Sunday, February 10, 2008

"Lions, and tigers dragons, and bears lettuce, oh my!"

When hunting for lions, there is absolutely no point in locating one, and attempting to get closer, as that is the same tactic being used by the hundred or so people around you. Instead, it is advisable for the hunter to find a restaurant that still has a string of fire crackers and lettuce on offer, find a comfy wall to lean on, and wait for the lion to come to you.

Some call this lazy, I call this efficient convervation of energy. Also, it works. Not to mention you get a prime viewing position, which is important when your short and the world is full of tall people.

Lions are quite hard to photograph, what with all the leaping about, yet ever so pretty.


Lions are messy eaters. For srs. Take note, other hunters, that if you're going to stand right by the firecrackers when they go off, bring ear plugs.

Lettuce and oranges are standard fare when it comes to feeding lions. Beer cans, though? They're new to me. It wasn't an isolated event either, I saw multiple lions going through various cans of beer. They went through the same motions of eating; tossing the item in the air, making a great show of devouring it, and then hurling it out over the crowd.

When a little girl on her dad's shoulders nearly caught a can in the face, I kinda cackled a bit.

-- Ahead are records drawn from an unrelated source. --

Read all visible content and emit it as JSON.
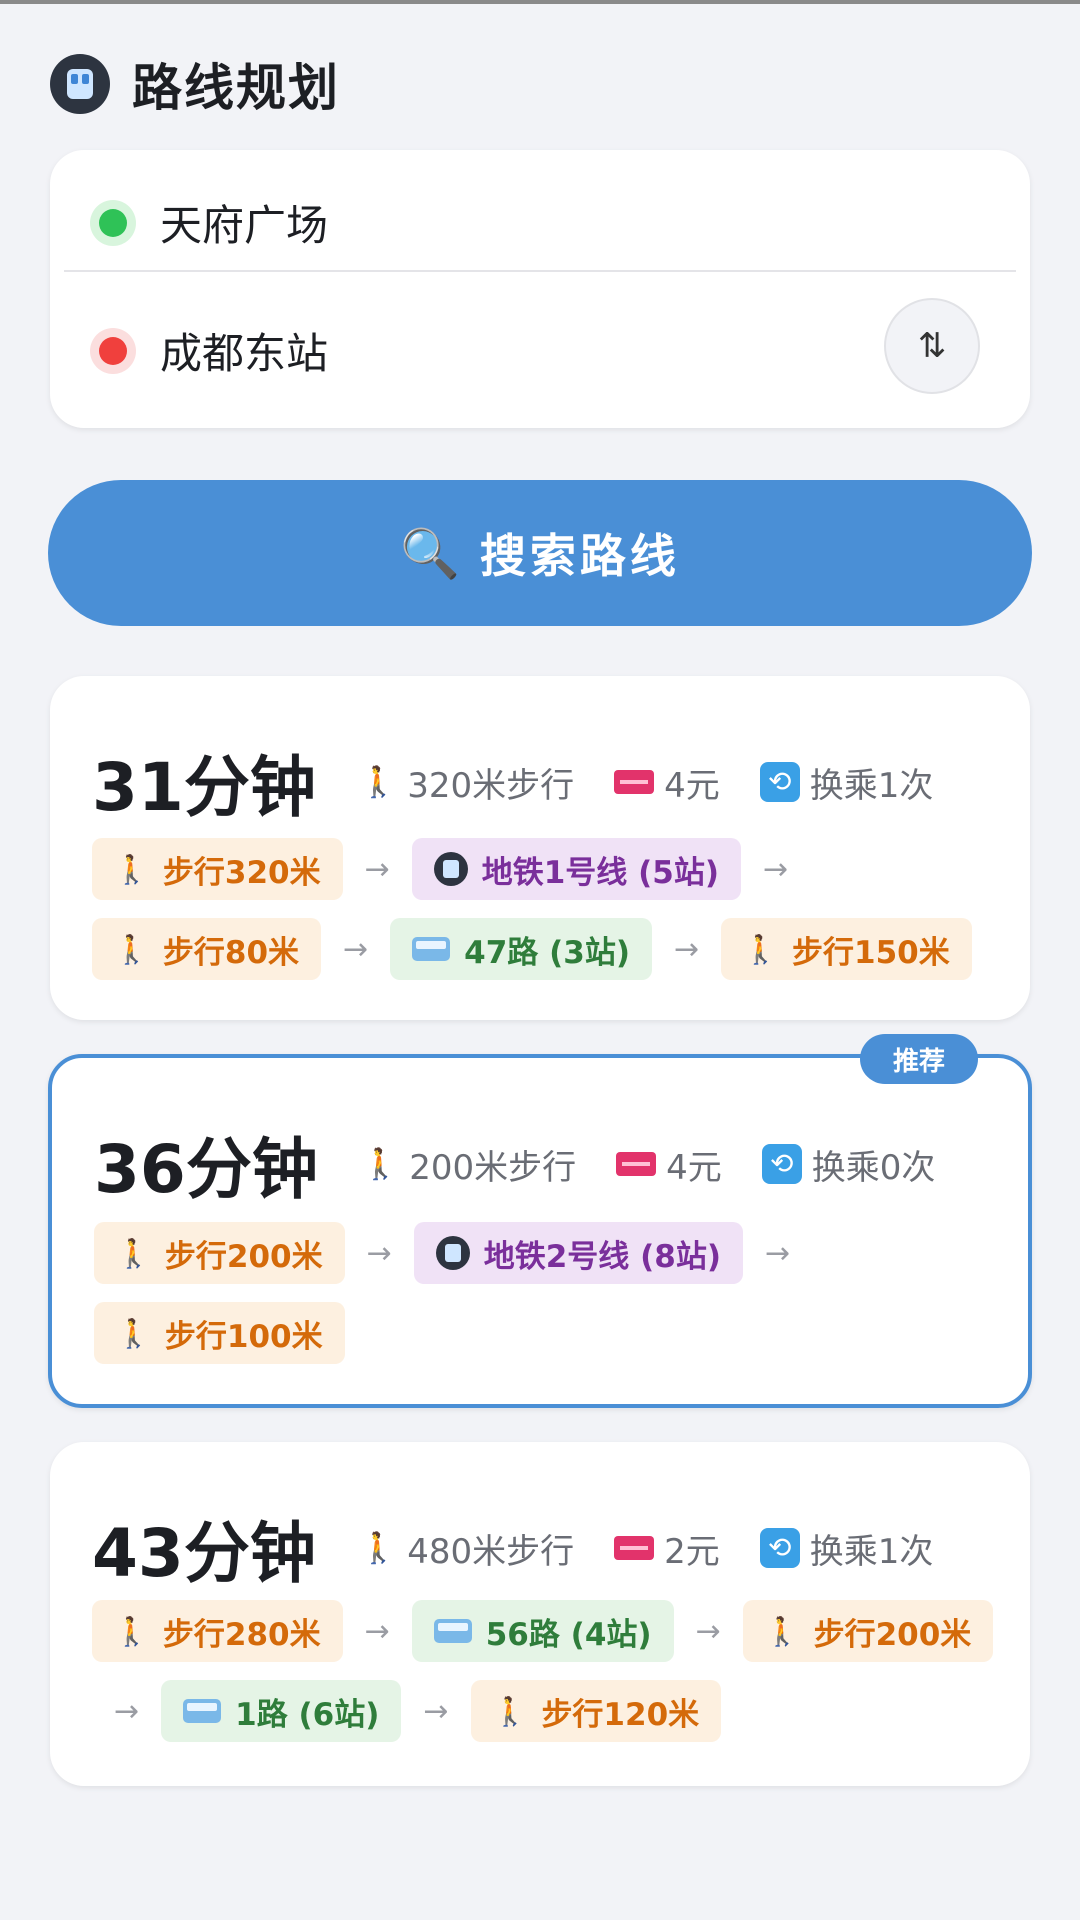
{
  "header": {
    "icon": "metro-icon",
    "title": "路线规划"
  },
  "origin": {
    "value": "天府广场"
  },
  "destination": {
    "value": "成都东站"
  },
  "swap": {
    "label": "⇅"
  },
  "search": {
    "icon": "search-icon",
    "label": "搜索路线"
  },
  "routes": [
    {
      "duration": "31分钟",
      "walk": "320米步行",
      "fare": "4元",
      "transfers": "换乘1次",
      "recommended": false,
      "segments": [
        {
          "type": "walk",
          "label": "步行320米"
        },
        {
          "type": "metro",
          "label": "地铁1号线 (5站)"
        },
        {
          "type": "walk",
          "label": "步行80米"
        },
        {
          "type": "bus",
          "label": "47路 (3站)"
        },
        {
          "type": "walk",
          "label": "步行150米"
        }
      ]
    },
    {
      "duration": "36分钟",
      "walk": "200米步行",
      "fare": "4元",
      "transfers": "换乘0次",
      "recommended": true,
      "badge": "推荐",
      "segments": [
        {
          "type": "walk",
          "label": "步行200米"
        },
        {
          "type": "metro",
          "label": "地铁2号线 (8站)"
        },
        {
          "type": "walk",
          "label": "步行100米"
        }
      ]
    },
    {
      "duration": "43分钟",
      "walk": "480米步行",
      "fare": "2元",
      "transfers": "换乘1次",
      "recommended": false,
      "segments": [
        {
          "type": "walk",
          "label": "步行280米"
        },
        {
          "type": "bus",
          "label": "56路 (4站)"
        },
        {
          "type": "walk",
          "label": "步行200米"
        },
        {
          "type": "bus",
          "label": "1路 (6站)"
        },
        {
          "type": "walk",
          "label": "步行120米"
        }
      ]
    }
  ],
  "colors": {
    "accent": "#4a8fd6",
    "origin": "#2fc257",
    "destination": "#f0403d"
  }
}
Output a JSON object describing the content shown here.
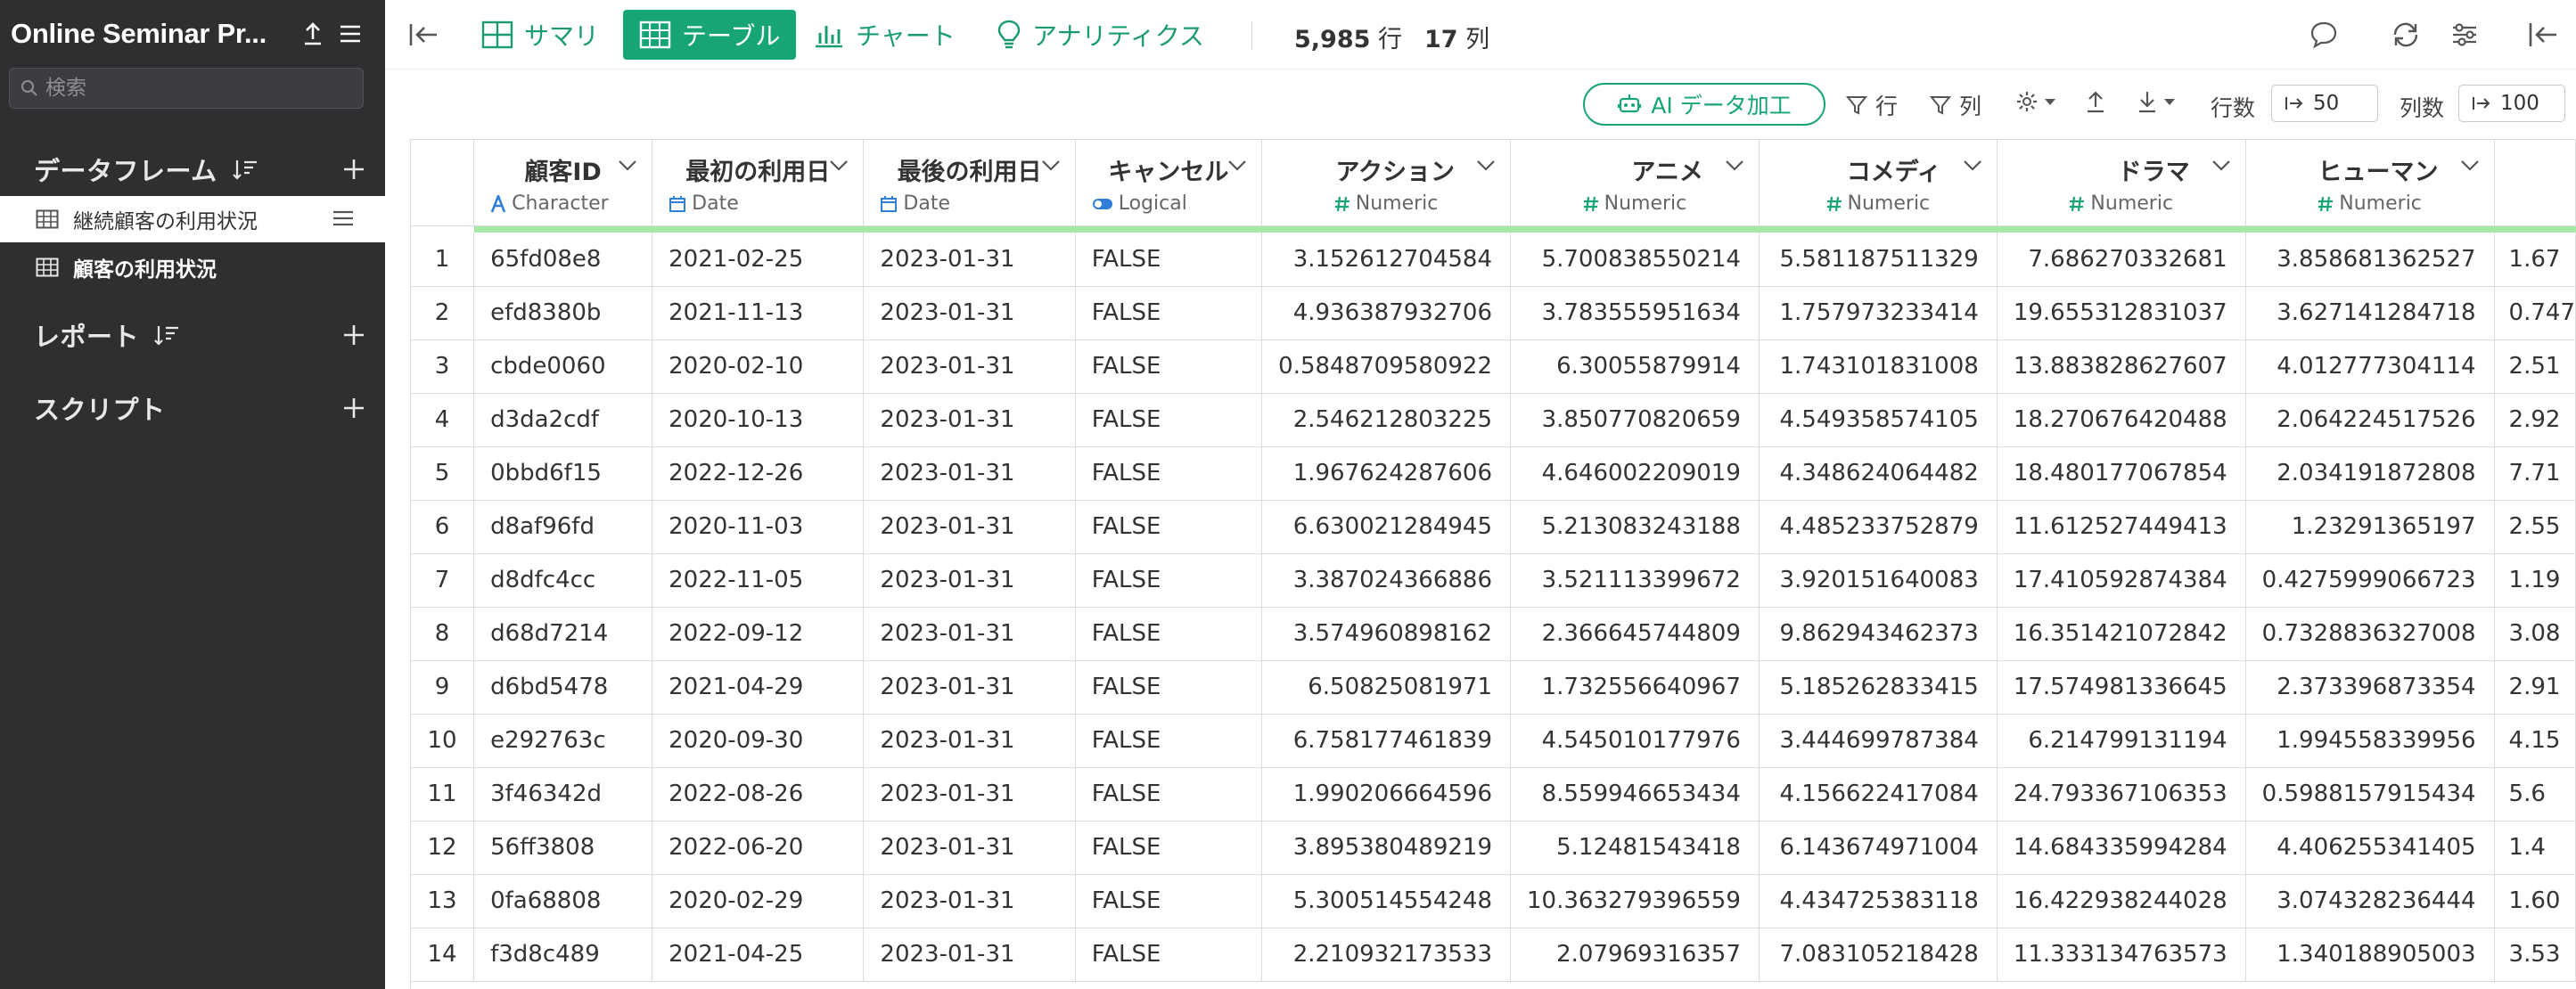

I was blocked by lions when Dai Loong finally came out, magnificent beast that he is. It took a minute or so for the length of his body to emerge from the alley, and he turned up Little Bourke Street and onto Exhibition, and disappeared. I figured hunting dragons isn't all that different to hunting lions, and parked myself at said alley (at the end of which is the Chinese Australian Museum, Dai Loong's home), to await his return.

Damn, I'm a good hunter.

They had to reverse park him back into the museum. Yes. The dragon did a three point turn.

I had a great view. This guy is so big, his body is made of, I don't know...train cabooses.

They parked him briefly, to give the handlers a rest and give the crowd a photo opportunity. Lions appeared all over the place, and made a great show of standing tall. Seeing the actual dancers close up revealed how utterly wrecked they were, from all the leaping, cavorting, and lifting people up to stand on their shoulders. Couldn't move for bright colours.



It took about twelve big burly men to get it off the ground. He slunk back into his museum home, and I, having had a successful day's hunting, retired. Attempted to retire. Crowds, man, they kinda get in the way. The whole city smelt of greasy chinese dumplings, incense and firecrackers. I crave yum cha like you wouldn't believe.

It's round this time of year I wish I was either 100% chinese or 100% not chinese. Never can figure out where I fit in all this.


  1. Anonymous11/2/08 20:21


    Though you seem to have forgotten to include any photos of the mighty huntress in her dress. *sad cookie*

  2. Haha, no freakin' way. I do not feel the slightest need to parade THAT around on the internet.

  3. Anonymous14/2/08 07:34

    Oh, ok, fair enough. And that's a deal then... You can parade it around in real life when I come visit. :D